  • Each volume of the CFR is revised once each calendar year
slide42
Federal Land Management Agencies

Department of Agriculture (USDA)

Forest Service

Bureau of Land Management (BLM)

Fish & Wildlife Service

National Park Service

Army Corps of Engineers

Food and Drug Administration (FDA)

Environmental Protection Agency (EPA)

National Oceanic and Atmospheric Administrations (NOAA)

The Federal Reserve

judicial law

Judicial Law

The judiciary examines claims by individuals, organizations, even governments, that specific legislation or specific regulation violates their constitutional rights and cause some harm

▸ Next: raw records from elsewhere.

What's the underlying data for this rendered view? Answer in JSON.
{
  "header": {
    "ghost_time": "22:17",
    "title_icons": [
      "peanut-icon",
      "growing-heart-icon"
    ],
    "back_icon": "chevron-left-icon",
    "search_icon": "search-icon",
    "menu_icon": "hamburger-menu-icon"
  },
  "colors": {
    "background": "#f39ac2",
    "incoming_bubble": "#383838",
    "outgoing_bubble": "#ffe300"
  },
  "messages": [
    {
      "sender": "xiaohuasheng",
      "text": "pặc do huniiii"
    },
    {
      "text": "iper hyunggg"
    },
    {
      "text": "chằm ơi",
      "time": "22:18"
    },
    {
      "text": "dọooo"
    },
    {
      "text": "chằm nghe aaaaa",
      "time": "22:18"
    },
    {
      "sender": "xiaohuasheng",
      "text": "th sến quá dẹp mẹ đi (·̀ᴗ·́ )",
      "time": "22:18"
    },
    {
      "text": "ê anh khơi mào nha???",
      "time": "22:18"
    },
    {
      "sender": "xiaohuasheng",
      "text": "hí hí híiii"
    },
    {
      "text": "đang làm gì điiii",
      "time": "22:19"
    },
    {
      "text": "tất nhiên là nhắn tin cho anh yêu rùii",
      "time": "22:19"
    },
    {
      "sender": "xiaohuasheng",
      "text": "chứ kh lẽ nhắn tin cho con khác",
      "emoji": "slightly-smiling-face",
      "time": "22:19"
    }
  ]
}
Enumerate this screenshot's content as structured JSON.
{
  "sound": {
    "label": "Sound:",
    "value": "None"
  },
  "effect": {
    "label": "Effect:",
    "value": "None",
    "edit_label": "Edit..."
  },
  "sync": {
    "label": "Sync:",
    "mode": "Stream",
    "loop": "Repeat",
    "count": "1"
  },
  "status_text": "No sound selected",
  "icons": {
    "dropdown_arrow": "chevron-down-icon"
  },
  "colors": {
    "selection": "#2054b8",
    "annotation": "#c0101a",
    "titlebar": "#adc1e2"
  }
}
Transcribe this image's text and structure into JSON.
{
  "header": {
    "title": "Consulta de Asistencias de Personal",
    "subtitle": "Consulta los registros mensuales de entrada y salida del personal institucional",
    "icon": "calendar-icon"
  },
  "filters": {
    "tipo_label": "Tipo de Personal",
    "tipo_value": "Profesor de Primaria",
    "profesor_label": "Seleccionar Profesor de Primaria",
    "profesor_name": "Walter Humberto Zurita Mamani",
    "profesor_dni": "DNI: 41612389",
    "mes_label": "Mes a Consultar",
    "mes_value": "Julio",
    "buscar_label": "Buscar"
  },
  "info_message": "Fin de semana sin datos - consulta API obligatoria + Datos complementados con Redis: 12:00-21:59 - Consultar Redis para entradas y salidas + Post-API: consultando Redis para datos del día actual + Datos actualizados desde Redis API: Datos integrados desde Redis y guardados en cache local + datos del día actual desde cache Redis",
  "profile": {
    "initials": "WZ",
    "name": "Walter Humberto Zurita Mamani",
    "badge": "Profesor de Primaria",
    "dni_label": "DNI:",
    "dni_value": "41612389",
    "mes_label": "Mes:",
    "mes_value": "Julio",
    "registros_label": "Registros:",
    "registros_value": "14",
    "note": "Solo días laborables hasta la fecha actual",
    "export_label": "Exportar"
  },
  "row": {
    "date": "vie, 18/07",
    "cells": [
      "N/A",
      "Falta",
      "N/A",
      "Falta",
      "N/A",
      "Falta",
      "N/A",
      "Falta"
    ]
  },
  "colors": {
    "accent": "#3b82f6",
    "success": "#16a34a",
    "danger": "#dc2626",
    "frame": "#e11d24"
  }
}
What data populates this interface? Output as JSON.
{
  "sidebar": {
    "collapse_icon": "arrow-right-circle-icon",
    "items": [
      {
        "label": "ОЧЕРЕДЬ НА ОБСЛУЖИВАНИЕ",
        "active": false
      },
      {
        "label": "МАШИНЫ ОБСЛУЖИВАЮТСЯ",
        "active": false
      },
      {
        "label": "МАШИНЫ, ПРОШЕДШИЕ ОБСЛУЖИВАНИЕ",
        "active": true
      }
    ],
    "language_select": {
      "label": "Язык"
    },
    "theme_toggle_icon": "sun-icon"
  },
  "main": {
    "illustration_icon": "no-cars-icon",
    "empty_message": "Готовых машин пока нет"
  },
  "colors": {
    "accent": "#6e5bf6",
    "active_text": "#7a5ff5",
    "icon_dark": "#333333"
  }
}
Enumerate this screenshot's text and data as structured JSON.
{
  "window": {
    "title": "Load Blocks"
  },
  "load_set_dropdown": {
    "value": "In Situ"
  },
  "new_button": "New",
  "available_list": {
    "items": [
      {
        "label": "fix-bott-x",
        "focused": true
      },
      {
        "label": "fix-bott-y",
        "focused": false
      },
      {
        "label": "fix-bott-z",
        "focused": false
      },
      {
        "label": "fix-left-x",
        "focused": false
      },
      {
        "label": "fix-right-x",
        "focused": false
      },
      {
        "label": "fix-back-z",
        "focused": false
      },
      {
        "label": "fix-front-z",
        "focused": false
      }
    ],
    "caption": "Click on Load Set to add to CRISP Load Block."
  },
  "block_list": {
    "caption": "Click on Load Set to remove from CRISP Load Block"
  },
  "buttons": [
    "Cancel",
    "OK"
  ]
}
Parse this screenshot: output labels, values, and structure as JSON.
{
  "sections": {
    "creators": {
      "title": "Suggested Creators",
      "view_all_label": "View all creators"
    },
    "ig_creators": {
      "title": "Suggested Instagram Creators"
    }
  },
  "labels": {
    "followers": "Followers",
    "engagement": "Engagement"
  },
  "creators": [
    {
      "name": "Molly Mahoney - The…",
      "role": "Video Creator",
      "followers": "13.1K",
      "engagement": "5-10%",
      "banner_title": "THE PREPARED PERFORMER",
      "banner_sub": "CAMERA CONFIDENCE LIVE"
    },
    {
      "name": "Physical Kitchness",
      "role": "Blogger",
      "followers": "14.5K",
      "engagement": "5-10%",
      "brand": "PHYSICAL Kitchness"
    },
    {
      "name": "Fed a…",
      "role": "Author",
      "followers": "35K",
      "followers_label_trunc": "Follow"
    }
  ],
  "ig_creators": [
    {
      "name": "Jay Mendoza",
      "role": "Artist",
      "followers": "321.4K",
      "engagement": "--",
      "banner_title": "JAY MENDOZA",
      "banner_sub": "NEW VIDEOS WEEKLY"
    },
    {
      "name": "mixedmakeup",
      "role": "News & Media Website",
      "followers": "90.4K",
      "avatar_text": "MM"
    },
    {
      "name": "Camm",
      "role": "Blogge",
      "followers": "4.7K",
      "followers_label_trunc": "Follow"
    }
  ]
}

basic sources
Basic Sources
  • Introduction to the U.S. Legal System (FindLaw)
  • Court Systems: Federal (FindLaw)
  • Lawsuits: A Practical Guide (FindLaw)
the judicial process
The Judicial Process
  • The language of case law - judicial opinion - is very precise 
  • It is also filled with technical words that have specific meaning in the context of the judicial process
  • Case law changes as society changes
  • The earlier case law still has relevance however
  • The published findings of the courts
  • represents a dialogue between the past and the present
  • provide answers to some of society’s most compelling questions
united states supreme court
United States Supreme Court
  • The Supreme Court consists of the Chief Justice of the United States and eight associate justices
  • At its discretion, and within certain guidelines established by Congress, the Supreme Court each year hears a limited number of the cases it is asked to decide
  • Those cases may begin in the federal or state courts, and they usually involve important questions about the Constitution or federal law
united states district courts
United States District Courts
  • The trial courts in which justices have jurisdiction to hear nearly all categories of federal cases, including both civil and criminal matters
  • Currently, there are 94 such districts, including at least one district in each state, the District of Columbia and Puerto Rico
  • Three territories of the United States -- the Virgin Islands, Guam, and the Northern Mariana Islands -- have federal district courts
united states courts of appeals
United States Courts of Appeals
  • The federal judicial districts in each state are organized into 12 regional circuits each containing a United States court of appeals
  • These courts hears appeals from the district courts in its circuit and appeals from decisions of federal administrative agencies
rules of the courts
Rules of the Courts
  • Congress has authorized the federal judiciary to prescribe the rules of practice and procedures subject to Congressional oversight
  • Federal Rules (US Courts)
  • The courts have the authority to set additional rules
  • Local Rules of Court, United States District Courts
  • Local Rules of Court, United States Court of Appeals
  • Rules of the Supreme Court
official versions printed and electronic
Official versions - printed and electronic
  • The United States Supreme Court
  • 8th Circuit US Court of Appeals
  • US District Court, District of Minnesota
  • US Department of Justice
unofficial sites
Unofficial Sites
  • LexisNexis Academic  (Elsevier)
  • FindLaw (West Group)
  • Supreme Court Opinions (FindLaw)
  • Federal Law Materials - Judicial Decisions (Cornell University)
slide55
Our human landscape is our unwitting autobiography, reflecting our tastes, or aspirations, and even our fears, in tangible, visible form.... All our cultural warts and blemishes are there, and our glories too; but above all, our ordinary day-to-day qualities are exhibited for anybody who wants to find them and knows how to look for them
  • (Peirce Lewis "Axioms for reading the landscape, some Guides to the American Scene" in Donald Meinig (ed) Interpretations of Ordinary Landscapes (New York, Oxford University Press, 1979 12)